Provided information:

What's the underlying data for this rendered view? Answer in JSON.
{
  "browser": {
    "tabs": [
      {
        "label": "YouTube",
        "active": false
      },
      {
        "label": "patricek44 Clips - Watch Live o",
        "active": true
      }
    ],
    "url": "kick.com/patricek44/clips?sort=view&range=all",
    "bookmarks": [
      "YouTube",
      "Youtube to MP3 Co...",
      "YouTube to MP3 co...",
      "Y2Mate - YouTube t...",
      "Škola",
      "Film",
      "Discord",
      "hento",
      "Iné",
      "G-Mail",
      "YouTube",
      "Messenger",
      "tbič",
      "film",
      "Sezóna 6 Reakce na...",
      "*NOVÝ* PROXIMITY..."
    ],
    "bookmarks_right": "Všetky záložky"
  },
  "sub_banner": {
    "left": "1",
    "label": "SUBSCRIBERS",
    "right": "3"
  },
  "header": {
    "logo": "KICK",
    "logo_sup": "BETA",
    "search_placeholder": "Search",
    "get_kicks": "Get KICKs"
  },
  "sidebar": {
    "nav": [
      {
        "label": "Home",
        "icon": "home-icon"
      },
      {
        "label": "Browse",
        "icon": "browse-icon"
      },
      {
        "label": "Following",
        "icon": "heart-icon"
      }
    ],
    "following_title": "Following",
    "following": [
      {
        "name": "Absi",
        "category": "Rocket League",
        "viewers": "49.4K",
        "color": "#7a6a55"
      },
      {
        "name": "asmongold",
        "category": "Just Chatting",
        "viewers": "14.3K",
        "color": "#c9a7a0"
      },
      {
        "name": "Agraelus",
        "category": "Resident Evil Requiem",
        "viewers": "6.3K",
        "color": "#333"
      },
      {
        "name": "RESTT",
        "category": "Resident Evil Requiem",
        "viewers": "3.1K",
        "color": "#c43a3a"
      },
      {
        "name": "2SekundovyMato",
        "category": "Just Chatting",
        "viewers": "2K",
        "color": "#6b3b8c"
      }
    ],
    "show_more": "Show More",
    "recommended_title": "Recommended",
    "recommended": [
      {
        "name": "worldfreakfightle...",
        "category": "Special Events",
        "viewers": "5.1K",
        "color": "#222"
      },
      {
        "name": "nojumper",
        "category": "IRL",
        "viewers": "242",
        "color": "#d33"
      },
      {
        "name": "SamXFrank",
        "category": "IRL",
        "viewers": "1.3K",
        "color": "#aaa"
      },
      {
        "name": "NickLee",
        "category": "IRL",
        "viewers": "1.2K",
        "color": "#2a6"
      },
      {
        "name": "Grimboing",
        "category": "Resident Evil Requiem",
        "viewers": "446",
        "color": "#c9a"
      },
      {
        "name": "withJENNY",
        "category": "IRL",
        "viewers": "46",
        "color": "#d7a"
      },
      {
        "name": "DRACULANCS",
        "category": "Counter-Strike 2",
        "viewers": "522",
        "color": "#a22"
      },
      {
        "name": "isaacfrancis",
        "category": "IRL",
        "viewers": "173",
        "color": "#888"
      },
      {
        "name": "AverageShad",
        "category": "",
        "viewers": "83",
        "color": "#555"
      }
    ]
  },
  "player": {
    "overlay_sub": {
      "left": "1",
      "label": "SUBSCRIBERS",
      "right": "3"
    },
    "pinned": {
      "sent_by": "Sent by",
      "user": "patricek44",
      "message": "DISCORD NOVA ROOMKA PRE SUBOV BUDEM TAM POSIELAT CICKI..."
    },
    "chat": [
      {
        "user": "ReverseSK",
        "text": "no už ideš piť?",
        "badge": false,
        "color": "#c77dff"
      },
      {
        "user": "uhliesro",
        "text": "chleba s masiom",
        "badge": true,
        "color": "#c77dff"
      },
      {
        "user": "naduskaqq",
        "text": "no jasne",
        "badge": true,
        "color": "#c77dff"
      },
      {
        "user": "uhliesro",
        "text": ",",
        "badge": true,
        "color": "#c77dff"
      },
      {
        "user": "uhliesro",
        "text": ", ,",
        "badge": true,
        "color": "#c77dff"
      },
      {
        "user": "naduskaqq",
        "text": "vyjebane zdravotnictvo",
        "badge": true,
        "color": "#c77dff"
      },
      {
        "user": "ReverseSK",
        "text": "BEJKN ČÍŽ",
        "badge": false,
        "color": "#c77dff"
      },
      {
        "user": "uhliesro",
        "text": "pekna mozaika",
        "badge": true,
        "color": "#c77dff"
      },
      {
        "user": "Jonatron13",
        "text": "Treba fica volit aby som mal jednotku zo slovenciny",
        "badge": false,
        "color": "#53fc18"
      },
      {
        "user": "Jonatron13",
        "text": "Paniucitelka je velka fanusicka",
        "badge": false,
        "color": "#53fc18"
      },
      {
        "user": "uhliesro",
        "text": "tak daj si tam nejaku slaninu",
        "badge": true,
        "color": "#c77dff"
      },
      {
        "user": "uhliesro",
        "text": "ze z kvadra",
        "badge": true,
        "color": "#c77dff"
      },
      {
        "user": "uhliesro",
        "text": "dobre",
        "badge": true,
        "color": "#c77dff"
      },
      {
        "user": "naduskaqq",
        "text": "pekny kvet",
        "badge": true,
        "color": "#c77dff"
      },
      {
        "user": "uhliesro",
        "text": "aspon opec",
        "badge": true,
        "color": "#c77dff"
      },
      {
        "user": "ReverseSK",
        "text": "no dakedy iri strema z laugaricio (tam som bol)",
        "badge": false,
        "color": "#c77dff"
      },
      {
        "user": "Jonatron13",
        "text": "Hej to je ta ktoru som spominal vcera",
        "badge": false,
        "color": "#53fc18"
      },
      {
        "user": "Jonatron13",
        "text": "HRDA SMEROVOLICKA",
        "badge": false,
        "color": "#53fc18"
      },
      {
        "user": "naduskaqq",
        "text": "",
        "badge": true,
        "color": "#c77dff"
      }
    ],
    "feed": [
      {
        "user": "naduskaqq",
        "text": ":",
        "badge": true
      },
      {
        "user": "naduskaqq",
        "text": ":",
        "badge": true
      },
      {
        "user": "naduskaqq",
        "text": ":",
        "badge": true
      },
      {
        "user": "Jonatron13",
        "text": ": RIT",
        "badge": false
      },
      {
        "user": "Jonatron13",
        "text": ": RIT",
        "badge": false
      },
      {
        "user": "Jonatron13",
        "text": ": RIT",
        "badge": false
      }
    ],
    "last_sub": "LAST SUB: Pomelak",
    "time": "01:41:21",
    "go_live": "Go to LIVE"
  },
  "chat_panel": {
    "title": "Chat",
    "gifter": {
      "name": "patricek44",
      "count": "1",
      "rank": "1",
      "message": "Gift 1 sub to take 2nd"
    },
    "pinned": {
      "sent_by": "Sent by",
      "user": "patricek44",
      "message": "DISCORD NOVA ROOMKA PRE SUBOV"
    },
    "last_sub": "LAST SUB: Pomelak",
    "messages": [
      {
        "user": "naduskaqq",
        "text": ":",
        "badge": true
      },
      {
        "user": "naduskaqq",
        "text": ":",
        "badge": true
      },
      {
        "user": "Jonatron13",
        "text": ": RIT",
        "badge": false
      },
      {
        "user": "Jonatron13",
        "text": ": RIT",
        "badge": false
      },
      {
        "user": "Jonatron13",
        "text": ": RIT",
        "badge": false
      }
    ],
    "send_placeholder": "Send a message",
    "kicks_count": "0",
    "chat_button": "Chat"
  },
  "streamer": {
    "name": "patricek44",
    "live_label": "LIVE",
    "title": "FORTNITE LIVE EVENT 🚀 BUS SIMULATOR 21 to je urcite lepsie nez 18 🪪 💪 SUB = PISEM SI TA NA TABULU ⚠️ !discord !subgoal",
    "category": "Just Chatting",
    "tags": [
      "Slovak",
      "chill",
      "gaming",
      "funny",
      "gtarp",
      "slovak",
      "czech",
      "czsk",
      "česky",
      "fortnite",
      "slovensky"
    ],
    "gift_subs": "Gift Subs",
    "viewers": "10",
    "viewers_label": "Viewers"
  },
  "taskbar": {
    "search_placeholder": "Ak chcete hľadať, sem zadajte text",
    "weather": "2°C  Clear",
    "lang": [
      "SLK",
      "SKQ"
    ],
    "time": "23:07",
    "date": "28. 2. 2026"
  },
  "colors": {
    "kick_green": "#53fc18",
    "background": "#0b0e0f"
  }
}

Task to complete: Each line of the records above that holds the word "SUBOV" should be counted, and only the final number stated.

The completed task: 2